How many lines in the records below contain the word "zoom"? Give only the number.

Start of Block

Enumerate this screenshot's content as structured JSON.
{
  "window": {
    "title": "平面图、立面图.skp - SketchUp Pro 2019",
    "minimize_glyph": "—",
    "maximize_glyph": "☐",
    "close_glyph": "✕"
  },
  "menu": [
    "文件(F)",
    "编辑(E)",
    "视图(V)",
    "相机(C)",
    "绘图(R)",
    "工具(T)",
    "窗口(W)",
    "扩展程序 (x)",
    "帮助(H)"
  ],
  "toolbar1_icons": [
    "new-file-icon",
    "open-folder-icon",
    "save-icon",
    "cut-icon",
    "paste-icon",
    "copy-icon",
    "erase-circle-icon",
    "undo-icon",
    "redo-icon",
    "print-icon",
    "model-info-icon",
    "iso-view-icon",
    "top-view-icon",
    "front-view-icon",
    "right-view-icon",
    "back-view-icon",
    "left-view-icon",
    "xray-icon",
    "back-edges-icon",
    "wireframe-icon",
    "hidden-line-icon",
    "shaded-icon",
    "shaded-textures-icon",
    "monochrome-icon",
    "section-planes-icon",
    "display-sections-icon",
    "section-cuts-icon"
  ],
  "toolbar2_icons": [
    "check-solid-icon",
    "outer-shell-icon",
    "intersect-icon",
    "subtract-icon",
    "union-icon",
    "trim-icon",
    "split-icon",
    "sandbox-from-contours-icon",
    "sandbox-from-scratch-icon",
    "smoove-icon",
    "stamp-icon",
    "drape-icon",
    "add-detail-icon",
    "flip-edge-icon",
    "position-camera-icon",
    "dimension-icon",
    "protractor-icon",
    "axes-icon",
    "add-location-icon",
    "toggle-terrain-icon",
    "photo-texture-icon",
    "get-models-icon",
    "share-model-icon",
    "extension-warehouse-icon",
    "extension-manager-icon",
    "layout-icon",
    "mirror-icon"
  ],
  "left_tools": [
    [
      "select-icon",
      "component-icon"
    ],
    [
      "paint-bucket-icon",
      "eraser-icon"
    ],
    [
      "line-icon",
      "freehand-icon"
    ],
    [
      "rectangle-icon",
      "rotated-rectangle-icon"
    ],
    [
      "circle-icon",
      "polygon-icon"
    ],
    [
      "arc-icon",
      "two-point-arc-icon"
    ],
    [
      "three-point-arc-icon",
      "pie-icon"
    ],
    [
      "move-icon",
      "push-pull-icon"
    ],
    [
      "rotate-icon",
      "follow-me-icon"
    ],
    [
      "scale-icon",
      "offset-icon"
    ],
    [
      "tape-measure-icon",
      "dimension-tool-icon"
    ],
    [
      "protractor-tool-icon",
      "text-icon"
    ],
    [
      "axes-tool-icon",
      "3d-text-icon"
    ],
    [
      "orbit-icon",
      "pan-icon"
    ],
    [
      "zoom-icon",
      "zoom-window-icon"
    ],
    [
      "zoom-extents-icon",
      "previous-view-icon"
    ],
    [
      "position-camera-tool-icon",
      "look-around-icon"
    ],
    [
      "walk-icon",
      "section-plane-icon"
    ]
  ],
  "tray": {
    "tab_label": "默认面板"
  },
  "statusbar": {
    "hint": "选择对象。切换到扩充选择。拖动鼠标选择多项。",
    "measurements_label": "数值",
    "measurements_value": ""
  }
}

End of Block

**ANSWER TO THIS EXERCISE**
3